DB pension plans are usually preferred by workers. The advantage with this type of plan is that the amount of the retirement annuity that will be paid to each employee can be determined in advance. Employees contribute to the plan based on their salary and the employer pays the difference. The contributions paid into the plan are reassessed on a regular basis by an actuary. However, if the fund's assets are insufficient for paying the annuities expected under the plan, it is the employer who has to make up the difference.
As for DC pension plans, the contributions paid by the employer and, if applicable, by the employee are determined ahead of time. However, the retirement benefit amount cannot be known, as it depends in large part on the return on the plan's investments. In other words, it is the employee who assumes the risks associated with investment returns as he or she does not know the amount of retirement benefits to be received.
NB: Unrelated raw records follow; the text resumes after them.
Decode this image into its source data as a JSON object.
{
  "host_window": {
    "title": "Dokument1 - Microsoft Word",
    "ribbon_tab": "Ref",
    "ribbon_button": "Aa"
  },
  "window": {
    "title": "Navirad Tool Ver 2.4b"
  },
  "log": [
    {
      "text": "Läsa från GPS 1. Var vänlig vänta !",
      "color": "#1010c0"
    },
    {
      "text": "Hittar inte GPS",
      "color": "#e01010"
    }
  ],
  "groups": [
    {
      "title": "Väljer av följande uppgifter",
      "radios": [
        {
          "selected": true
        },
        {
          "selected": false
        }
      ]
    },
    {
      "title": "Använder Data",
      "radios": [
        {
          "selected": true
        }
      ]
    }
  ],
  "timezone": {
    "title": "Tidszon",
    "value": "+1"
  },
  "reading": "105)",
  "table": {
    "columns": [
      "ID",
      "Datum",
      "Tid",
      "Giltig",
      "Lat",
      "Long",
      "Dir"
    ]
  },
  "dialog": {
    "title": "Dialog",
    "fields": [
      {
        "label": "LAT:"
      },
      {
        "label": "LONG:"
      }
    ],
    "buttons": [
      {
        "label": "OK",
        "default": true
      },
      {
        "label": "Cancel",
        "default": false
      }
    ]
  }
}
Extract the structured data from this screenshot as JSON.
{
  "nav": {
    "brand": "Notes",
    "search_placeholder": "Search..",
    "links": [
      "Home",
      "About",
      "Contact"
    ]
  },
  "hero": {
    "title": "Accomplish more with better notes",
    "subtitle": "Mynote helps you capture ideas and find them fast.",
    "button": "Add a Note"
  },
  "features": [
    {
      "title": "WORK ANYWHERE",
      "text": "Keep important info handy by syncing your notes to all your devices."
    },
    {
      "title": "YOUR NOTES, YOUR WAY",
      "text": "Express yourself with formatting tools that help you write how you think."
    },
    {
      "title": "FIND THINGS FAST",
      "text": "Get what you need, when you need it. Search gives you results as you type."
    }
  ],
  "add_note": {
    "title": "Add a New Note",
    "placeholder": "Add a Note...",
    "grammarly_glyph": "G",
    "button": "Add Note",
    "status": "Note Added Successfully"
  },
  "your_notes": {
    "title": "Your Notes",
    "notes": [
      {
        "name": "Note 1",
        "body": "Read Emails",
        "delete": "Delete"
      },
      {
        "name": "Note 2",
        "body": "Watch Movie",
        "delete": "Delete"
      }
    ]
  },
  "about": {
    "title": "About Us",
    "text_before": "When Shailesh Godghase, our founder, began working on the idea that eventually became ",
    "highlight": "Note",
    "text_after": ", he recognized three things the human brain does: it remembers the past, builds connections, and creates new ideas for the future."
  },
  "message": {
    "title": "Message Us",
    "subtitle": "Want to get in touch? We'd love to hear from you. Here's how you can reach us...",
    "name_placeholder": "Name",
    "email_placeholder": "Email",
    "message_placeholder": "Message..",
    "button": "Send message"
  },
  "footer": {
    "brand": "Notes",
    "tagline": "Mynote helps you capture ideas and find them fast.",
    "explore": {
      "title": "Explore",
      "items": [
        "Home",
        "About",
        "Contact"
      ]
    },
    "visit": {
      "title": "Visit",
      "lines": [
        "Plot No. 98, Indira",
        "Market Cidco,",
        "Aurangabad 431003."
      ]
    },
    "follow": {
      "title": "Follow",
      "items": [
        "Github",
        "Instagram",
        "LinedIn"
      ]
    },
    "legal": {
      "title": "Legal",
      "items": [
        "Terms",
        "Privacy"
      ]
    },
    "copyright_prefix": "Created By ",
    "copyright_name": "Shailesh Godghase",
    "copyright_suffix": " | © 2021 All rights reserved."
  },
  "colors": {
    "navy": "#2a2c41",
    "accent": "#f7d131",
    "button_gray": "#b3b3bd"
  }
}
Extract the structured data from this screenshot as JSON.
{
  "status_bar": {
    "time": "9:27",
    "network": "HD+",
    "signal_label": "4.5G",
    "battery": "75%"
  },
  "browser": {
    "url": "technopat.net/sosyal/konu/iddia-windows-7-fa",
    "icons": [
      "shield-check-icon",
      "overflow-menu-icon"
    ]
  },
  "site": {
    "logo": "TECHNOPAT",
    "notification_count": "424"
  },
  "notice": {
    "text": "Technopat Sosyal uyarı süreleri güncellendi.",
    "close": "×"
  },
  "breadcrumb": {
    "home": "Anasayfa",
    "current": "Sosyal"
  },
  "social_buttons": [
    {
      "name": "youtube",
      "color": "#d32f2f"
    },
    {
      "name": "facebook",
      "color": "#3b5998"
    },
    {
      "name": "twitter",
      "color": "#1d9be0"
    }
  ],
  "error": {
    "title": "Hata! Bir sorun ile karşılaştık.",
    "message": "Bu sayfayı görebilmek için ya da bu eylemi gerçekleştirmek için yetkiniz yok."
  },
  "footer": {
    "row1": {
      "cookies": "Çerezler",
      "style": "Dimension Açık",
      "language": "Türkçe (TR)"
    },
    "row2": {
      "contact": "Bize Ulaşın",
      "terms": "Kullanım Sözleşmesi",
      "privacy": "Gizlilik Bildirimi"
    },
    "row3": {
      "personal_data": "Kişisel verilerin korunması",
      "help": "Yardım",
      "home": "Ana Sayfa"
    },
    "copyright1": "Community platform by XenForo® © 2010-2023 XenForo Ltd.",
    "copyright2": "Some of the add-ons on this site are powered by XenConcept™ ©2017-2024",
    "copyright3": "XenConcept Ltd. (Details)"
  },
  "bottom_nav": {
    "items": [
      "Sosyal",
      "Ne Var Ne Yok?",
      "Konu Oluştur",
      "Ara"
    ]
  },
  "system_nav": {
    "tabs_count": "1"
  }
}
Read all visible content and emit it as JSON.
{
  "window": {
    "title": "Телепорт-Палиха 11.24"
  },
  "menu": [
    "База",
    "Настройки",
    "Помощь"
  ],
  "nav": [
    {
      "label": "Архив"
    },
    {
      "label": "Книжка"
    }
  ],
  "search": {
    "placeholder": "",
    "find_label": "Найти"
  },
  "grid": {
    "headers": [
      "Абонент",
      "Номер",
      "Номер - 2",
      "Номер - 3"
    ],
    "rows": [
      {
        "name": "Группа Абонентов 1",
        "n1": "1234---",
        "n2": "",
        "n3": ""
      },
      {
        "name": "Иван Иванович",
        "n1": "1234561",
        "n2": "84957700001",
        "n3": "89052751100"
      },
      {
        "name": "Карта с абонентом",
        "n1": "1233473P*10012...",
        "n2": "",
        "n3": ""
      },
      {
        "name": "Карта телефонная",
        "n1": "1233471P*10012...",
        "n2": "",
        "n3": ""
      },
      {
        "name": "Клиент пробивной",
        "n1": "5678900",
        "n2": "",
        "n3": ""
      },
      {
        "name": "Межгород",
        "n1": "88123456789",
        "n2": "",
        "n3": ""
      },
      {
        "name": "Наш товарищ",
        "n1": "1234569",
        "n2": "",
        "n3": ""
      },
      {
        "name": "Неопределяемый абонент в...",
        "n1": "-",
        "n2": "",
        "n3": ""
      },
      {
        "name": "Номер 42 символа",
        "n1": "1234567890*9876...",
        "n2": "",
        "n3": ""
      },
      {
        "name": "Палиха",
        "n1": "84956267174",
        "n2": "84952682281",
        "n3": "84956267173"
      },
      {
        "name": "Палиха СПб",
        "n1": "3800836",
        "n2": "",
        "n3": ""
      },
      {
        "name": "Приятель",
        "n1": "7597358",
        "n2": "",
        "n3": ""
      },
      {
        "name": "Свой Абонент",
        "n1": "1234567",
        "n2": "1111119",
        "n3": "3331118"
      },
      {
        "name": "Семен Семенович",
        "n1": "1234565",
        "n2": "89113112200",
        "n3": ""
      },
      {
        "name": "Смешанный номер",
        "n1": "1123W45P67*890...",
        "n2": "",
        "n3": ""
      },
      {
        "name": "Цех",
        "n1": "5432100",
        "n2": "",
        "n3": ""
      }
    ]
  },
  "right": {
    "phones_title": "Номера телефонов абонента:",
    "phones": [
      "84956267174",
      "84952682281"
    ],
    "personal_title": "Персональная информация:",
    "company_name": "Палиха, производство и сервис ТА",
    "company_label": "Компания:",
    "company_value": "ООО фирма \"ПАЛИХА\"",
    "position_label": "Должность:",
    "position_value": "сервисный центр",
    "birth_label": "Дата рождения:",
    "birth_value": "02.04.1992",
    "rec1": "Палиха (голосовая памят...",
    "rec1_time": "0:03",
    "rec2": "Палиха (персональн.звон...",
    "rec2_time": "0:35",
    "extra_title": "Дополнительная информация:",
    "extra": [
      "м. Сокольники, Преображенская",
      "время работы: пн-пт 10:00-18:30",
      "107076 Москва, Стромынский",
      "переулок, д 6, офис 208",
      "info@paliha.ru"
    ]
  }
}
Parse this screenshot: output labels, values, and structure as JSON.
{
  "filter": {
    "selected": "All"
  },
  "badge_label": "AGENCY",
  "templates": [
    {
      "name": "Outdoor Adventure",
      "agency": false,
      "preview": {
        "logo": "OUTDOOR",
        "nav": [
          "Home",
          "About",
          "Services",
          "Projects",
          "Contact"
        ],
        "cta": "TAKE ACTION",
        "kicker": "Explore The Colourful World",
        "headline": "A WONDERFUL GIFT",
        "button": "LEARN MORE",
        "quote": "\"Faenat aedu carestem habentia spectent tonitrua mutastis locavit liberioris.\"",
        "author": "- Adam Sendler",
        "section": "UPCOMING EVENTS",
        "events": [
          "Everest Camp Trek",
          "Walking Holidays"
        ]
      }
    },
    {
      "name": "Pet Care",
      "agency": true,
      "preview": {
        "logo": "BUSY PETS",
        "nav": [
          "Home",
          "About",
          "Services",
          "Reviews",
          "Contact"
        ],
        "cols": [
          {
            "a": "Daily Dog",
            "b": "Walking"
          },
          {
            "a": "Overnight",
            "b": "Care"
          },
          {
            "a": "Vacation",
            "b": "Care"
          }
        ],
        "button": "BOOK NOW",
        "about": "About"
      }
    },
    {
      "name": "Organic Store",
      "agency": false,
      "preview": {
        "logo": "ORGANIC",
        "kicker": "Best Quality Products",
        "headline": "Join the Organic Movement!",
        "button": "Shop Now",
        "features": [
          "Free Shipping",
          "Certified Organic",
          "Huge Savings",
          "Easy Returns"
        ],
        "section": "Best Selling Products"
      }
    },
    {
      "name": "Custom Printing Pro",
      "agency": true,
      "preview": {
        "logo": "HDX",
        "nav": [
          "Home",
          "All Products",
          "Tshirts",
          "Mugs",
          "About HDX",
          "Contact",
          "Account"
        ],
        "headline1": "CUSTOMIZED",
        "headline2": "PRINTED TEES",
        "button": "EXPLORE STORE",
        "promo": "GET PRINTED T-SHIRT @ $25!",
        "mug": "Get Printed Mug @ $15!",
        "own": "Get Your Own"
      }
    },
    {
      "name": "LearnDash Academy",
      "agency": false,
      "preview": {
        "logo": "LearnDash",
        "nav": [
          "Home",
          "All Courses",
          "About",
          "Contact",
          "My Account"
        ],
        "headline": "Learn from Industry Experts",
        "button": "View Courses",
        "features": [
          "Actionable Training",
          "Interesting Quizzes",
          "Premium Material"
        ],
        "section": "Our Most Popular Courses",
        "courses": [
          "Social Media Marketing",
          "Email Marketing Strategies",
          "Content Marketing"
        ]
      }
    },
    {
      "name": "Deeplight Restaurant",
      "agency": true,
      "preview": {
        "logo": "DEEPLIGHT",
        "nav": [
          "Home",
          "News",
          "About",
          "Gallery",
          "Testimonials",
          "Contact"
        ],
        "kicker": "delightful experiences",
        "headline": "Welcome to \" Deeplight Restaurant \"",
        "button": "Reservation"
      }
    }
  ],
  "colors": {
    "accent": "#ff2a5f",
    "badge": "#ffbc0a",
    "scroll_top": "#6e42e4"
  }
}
If your employer's retirement plan is a defined contribution plan, you will need to take extra care when developing and monitoring your retirement plan. Since you do not know the exact amount you'll receive upon retirement, you may need to set aside additional funds in order to ensure you'll have enough to maintain your standard of living after retirement.
Having an employer pension plan puts you ahead of the game in terms of accumulating funds for your retirement. However, you still need to make sure that this income will be enough to maintain your standard of living once you leave the workplace. Lean on your advisor to help make the necessary calculations and adjust your retirement plan accordingly.
Charles de Kovachich
National Bank Financial